(Beginning of Source information)
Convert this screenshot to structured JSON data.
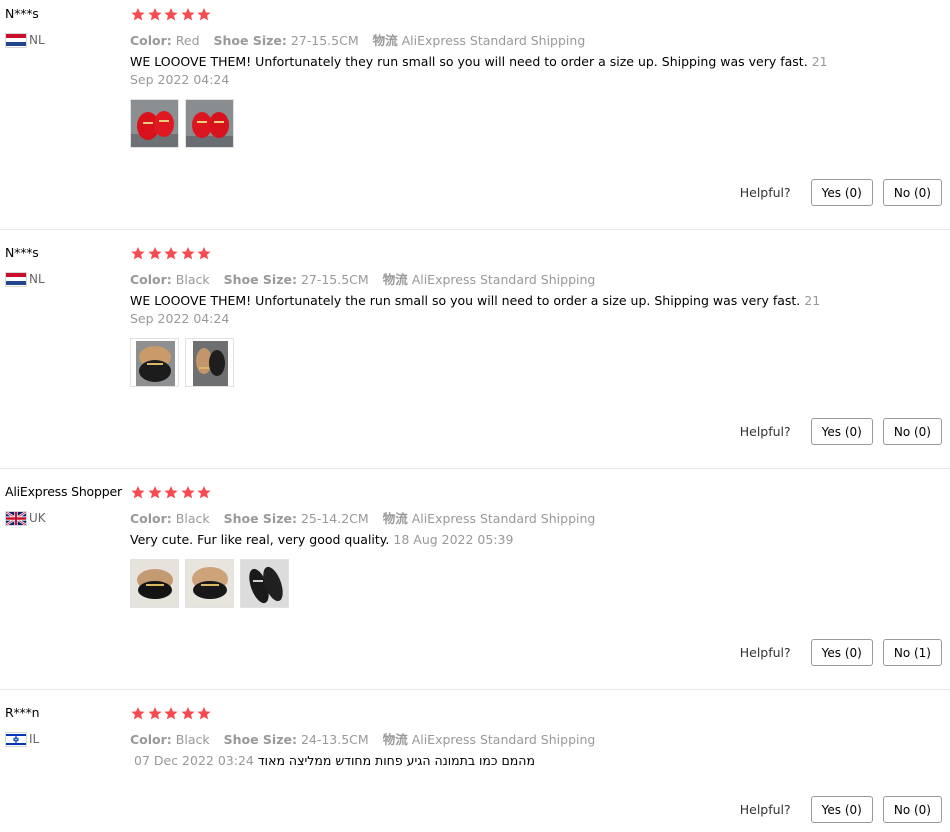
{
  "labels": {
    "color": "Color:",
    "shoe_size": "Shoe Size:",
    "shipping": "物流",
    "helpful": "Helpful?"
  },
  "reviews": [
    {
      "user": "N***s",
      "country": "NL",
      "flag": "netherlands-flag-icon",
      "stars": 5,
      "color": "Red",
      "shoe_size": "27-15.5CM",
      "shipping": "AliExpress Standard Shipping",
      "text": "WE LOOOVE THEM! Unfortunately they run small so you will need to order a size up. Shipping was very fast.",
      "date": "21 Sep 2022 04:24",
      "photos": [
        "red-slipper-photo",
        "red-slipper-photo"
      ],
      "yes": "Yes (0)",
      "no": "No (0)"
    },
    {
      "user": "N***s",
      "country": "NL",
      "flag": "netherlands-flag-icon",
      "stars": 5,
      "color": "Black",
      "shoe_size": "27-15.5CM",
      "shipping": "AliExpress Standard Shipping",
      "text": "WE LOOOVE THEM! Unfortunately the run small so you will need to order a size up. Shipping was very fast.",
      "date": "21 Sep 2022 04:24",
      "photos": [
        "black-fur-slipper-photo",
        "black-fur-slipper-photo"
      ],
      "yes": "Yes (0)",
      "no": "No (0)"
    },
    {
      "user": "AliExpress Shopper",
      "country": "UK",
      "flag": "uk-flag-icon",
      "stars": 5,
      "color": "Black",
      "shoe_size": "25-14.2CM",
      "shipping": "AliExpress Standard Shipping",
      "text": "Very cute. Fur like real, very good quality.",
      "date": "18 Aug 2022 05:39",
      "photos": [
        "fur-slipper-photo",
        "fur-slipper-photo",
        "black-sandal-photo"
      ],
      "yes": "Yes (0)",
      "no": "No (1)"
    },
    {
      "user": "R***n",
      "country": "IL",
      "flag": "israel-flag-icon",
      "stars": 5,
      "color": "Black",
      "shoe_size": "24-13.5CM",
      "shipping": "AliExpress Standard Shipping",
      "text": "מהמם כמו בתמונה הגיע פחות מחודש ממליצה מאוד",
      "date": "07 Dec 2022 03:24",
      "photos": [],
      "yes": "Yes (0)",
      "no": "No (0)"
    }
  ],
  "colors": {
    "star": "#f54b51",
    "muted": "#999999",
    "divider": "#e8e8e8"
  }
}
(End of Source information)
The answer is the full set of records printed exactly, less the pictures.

• [Written solution]:
Convert this screenshot to structured JSON data.
{
  "labels": {
    "color": "Color:",
    "shoe_size": "Shoe Size:",
    "shipping": "物流",
    "helpful": "Helpful?"
  },
  "reviews": [
    {
      "user": "N***s",
      "country": "NL",
      "flag": "netherlands-flag-icon",
      "stars": 5,
      "color": "Red",
      "shoe_size": "27-15.5CM",
      "shipping": "AliExpress Standard Shipping",
      "text": "WE LOOOVE THEM! Unfortunately they run small so you will need to order a size up. Shipping was very fast.",
      "date": "21 Sep 2022 04:24",
      "photos": [
        "red-slipper-photo",
        "red-slipper-photo"
      ],
      "yes": "Yes (0)",
      "no": "No (0)"
    },
    {
      "user": "N***s",
      "country": "NL",
      "flag": "netherlands-flag-icon",
      "stars": 5,
      "color": "Black",
      "shoe_size": "27-15.5CM",
      "shipping": "AliExpress Standard Shipping",
      "text": "WE LOOOVE THEM! Unfortunately the run small so you will need to order a size up. Shipping was very fast.",
      "date": "21 Sep 2022 04:24",
      "photos": [
        "black-fur-slipper-photo",
        "black-fur-slipper-photo"
      ],
      "yes": "Yes (0)",
      "no": "No (0)"
    },
    {
      "user": "AliExpress Shopper",
      "country": "UK",
      "flag": "uk-flag-icon",
      "stars": 5,
      "color": "Black",
      "shoe_size": "25-14.2CM",
      "shipping": "AliExpress Standard Shipping",
      "text": "Very cute. Fur like real, very good quality.",
      "date": "18 Aug 2022 05:39",
      "photos": [
        "fur-slipper-photo",
        "fur-slipper-photo",
        "black-sandal-photo"
      ],
      "yes": "Yes (0)",
      "no": "No (1)"
    },
    {
      "user": "R***n",
      "country": "IL",
      "flag": "israel-flag-icon",
      "stars": 5,
      "color": "Black",
      "shoe_size": "24-13.5CM",
      "shipping": "AliExpress Standard Shipping",
      "text": "מהמם כמו בתמונה הגיע פחות מחודש ממליצה מאוד",
      "date": "07 Dec 2022 03:24",
      "photos": [],
      "yes": "Yes (0)",
      "no": "No (0)"
    }
  ],
  "colors": {
    "star": "#f54b51",
    "muted": "#999999",
    "divider": "#e8e8e8"
  }
}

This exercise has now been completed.